_What you should do_
Retype everything in the entries that follow, exactly as shown.

_Material for the task_
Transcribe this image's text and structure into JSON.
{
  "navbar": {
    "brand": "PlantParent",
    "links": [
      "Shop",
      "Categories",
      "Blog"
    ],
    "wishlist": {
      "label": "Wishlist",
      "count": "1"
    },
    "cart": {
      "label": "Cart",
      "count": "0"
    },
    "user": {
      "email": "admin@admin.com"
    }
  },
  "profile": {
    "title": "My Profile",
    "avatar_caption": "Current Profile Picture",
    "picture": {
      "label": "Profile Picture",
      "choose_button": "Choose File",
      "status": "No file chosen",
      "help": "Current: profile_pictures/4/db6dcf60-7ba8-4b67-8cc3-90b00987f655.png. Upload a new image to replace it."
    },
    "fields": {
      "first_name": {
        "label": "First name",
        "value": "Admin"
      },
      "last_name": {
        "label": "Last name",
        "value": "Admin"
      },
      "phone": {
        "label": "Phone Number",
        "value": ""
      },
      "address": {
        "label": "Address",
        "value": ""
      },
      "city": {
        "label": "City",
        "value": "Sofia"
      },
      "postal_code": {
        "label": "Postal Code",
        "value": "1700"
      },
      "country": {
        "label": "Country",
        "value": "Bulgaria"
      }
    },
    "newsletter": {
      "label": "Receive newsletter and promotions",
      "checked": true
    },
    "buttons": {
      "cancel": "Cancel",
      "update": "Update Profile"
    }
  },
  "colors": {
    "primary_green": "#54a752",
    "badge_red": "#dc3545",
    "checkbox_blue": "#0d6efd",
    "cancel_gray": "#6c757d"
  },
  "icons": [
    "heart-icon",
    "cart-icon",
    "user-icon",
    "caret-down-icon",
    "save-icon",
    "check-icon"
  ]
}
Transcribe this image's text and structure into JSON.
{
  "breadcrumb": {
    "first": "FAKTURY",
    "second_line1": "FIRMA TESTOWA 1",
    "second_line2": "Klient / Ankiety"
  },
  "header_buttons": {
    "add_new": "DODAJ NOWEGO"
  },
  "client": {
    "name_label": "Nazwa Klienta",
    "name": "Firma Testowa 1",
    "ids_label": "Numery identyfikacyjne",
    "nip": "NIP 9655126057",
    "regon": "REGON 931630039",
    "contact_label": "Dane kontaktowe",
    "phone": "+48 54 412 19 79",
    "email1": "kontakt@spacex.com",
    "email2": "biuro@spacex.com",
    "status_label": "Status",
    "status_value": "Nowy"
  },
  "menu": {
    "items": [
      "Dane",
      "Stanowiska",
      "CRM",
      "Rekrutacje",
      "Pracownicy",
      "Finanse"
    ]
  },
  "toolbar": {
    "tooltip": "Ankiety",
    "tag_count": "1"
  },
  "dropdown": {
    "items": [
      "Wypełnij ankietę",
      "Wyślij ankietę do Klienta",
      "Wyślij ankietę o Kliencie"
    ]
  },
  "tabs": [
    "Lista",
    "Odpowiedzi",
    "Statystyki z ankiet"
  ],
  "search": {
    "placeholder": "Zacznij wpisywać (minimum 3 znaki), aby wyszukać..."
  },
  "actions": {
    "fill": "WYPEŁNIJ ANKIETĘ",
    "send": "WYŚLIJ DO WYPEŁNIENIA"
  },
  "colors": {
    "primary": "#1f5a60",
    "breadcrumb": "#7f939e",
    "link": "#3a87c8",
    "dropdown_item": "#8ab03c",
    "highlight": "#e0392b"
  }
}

_Exercise result_
Transcribe this image's text and structure into JSON.
{
  "navbar": {
    "brand": "PlantParent",
    "links": [
      "Shop",
      "Categories",
      "Blog"
    ],
    "wishlist": {
      "label": "Wishlist",
      "count": "1"
    },
    "cart": {
      "label": "Cart",
      "count": "0"
    },
    "user": {
      "email": "admin@admin.com"
    }
  },
  "profile": {
    "title": "My Profile",
    "avatar_caption": "Current Profile Picture",
    "picture": {
      "label": "Profile Picture",
      "choose_button": "Choose File",
      "status": "No file chosen",
      "help": "Current: profile_pictures/4/db6dcf60-7ba8-4b67-8cc3-90b00987f655.png. Upload a new image to replace it."
    },
    "fields": {
      "first_name": {
        "label": "First name",
        "value": "Admin"
      },
      "last_name": {
        "label": "Last name",
        "value": "Admin"
      },
      "phone": {
        "label": "Phone Number",
        "value": ""
      },
      "address": {
        "label": "Address",
        "value": ""
      },
      "city": {
        "label": "City",
        "value": "Sofia"
      },
      "postal_code": {
        "label": "Postal Code",
        "value": "1700"
      },
      "country": {
        "label": "Country",
        "value": "Bulgaria"
      }
    },
    "newsletter": {
      "label": "Receive newsletter and promotions",
      "checked": true
    },
    "buttons": {
      "cancel": "Cancel",
      "update": "Update Profile"
    }
  },
  "colors": {
    "primary_green": "#54a752",
    "badge_red": "#dc3545",
    "checkbox_blue": "#0d6efd",
    "cancel_gray": "#6c757d"
  },
  "icons": [
    "heart-icon",
    "cart-icon",
    "user-icon",
    "caret-down-icon",
    "save-icon",
    "check-icon"
  ]
}
Transcribe this image's text and structure into JSON.
{
  "breadcrumb": {
    "first": "FAKTURY",
    "second_line1": "FIRMA TESTOWA 1",
    "second_line2": "Klient / Ankiety"
  },
  "header_buttons": {
    "add_new": "DODAJ NOWEGO"
  },
  "client": {
    "name_label": "Nazwa Klienta",
    "name": "Firma Testowa 1",
    "ids_label": "Numery identyfikacyjne",
    "nip": "NIP 9655126057",
    "regon": "REGON 931630039",
    "contact_label": "Dane kontaktowe",
    "phone": "+48 54 412 19 79",
    "email1": "kontakt@spacex.com",
    "email2": "biuro@spacex.com",
    "status_label": "Status",
    "status_value": "Nowy"
  },
  "menu": {
    "items": [
      "Dane",
      "Stanowiska",
      "CRM",
      "Rekrutacje",
      "Pracownicy",
      "Finanse"
    ]
  },
  "toolbar": {
    "tooltip": "Ankiety",
    "tag_count": "1"
  },
  "dropdown": {
    "items": [
      "Wypełnij ankietę",
      "Wyślij ankietę do Klienta",
      "Wyślij ankietę o Kliencie"
    ]
  },
  "tabs": [
    "Lista",
    "Odpowiedzi",
    "Statystyki z ankiet"
  ],
  "search": {
    "placeholder": "Zacznij wpisywać (minimum 3 znaki), aby wyszukać..."
  },
  "actions": {
    "fill": "WYPEŁNIJ ANKIETĘ",
    "send": "WYŚLIJ DO WYPEŁNIENIA"
  },
  "colors": {
    "primary": "#1f5a60",
    "breadcrumb": "#7f939e",
    "link": "#3a87c8",
    "dropdown_item": "#8ab03c",
    "highlight": "#e0392b"
  }
}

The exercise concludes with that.